It should be clear that I am not attempting to argue that Britain should stay out of the Euro simply on the grounds that Britain’s economy is doing well and Euroland’s badly. I have dwelt on current conditions, but they obviously are not set in stone. In fact, my argument is that an independent Pound is as much in France or Germany’s interest as Britain’s (as those in Britain suffering from competition from Euro-priced imports are only too keen to point out). Similarly, if conditions were reversed (as they were, for instance, for most of the 1970s), the argument regarding the advantages of currency flexibility would be equally strong. In fact, the only events that would really indicate that Britain ought to join the Euro would be if the exchange rate remained roughly constant for a long period, and looked like continuing to do so. Under such circumstances, an independent Pound would contribute nothing to economic flexibility, and be merely a pointless and expensive administative overhead. If Gordon Brown is waiting for this to happen, however, he may be in for a long wait.

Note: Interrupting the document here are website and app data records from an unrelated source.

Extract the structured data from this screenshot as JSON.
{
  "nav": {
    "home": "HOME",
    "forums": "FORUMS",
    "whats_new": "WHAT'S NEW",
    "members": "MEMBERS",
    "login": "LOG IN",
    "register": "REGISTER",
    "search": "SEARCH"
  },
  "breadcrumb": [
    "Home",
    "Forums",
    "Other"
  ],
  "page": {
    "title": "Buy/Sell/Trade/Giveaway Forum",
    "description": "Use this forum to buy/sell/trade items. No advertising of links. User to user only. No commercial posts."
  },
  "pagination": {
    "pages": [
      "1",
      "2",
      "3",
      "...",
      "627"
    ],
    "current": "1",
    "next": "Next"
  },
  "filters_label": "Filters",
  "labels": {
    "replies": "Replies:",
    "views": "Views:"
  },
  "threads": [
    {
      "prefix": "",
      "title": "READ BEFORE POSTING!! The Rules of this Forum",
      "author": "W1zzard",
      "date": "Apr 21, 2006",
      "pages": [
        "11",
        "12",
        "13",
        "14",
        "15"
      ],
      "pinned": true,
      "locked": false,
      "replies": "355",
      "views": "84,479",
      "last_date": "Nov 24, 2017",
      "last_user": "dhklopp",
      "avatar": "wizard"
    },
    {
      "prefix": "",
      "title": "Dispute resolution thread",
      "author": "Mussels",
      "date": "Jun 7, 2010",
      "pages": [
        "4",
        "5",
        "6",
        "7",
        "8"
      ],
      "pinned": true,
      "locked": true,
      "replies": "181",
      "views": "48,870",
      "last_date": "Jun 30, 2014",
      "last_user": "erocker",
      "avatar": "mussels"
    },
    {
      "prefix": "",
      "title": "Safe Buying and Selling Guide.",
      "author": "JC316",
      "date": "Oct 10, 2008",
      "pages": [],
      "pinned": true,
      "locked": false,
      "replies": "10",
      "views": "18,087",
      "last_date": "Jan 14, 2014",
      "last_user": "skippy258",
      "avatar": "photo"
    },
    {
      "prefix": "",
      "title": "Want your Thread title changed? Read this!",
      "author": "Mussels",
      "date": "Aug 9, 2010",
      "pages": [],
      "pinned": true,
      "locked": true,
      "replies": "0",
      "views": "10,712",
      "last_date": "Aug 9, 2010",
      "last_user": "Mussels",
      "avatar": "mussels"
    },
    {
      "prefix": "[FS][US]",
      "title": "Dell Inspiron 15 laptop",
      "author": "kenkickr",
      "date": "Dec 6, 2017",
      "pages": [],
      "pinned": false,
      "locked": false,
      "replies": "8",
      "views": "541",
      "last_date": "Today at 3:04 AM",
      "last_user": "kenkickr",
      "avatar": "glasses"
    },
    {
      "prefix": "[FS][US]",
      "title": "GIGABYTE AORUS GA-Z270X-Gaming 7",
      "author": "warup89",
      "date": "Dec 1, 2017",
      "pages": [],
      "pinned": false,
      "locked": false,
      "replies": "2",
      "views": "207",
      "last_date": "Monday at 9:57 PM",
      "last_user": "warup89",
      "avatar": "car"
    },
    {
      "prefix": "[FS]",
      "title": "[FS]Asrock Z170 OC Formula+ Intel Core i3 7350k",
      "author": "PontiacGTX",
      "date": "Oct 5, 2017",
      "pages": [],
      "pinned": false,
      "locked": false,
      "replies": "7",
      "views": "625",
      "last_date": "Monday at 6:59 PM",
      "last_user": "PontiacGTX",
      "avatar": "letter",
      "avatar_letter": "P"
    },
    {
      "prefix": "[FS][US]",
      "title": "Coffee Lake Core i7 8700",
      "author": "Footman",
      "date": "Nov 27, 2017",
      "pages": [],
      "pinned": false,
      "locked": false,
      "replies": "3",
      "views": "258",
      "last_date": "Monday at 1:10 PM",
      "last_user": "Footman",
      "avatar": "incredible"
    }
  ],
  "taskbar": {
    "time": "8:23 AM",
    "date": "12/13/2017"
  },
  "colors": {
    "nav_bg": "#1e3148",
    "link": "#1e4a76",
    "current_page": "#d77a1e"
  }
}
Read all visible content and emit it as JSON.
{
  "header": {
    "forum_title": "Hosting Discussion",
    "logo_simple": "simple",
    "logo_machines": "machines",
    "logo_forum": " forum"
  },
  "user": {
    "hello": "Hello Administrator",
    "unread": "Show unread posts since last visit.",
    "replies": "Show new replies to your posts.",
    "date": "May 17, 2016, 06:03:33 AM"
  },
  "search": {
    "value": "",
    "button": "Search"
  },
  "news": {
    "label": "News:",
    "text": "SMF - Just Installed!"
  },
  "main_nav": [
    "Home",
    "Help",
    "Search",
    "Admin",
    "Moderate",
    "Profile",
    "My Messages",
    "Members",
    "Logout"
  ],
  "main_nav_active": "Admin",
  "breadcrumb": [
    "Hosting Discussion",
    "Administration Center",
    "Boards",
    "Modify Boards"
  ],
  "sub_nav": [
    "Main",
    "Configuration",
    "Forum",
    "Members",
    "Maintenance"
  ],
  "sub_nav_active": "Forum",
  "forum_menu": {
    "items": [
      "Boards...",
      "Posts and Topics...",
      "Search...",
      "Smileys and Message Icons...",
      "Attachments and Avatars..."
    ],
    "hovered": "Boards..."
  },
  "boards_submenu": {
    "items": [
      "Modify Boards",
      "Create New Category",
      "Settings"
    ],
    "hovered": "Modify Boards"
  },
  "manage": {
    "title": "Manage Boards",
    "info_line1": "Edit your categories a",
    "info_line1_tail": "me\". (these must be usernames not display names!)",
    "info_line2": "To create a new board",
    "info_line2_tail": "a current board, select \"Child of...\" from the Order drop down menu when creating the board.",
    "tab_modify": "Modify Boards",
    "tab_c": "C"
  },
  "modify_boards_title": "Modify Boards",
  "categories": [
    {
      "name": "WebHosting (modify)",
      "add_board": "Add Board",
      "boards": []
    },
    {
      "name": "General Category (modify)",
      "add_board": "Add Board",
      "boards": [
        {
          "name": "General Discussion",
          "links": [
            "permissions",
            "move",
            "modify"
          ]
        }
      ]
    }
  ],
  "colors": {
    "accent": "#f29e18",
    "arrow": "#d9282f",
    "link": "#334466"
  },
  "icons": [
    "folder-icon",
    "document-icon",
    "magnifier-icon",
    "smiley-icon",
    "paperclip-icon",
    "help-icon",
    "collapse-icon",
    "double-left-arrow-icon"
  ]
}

Real evidence is hard to come by, but the above can be used to make predictions. A useful “guinea pig” is the Republic of Ireland. Ireland, though independent for decades, only had an independent currency from the 1970s. Since that time, and with the help of EU subsidies, the Republic has become a modern and prosperous economy. It seems to be at a similar stage in the economic cycle to the UK. However, unlike the UK, the Republic of Ireland joined the Euro. Therefore, at present, where the UK economy is being restrained by relatively high interest rates, Ireland has the same cheap borrowing as the other Euro countries. This puts them in the same position described for Britain during the Lawson boom. Building projects are everywhere (remember Loadsamoney?), property prices are spiralling upwards. Under prevailing economic theories, these are effects of incorrect monetary policy. However, European monetary policy is not set for Ireland, which is a small economy compared with the stagnating economies of mainland Europe. The prediction is that within a few years, the Republic of Ireland will face a sudden and traumatic deflation, while any simultaneous change in Britain will start earlier, be more gradual and of less magnitude.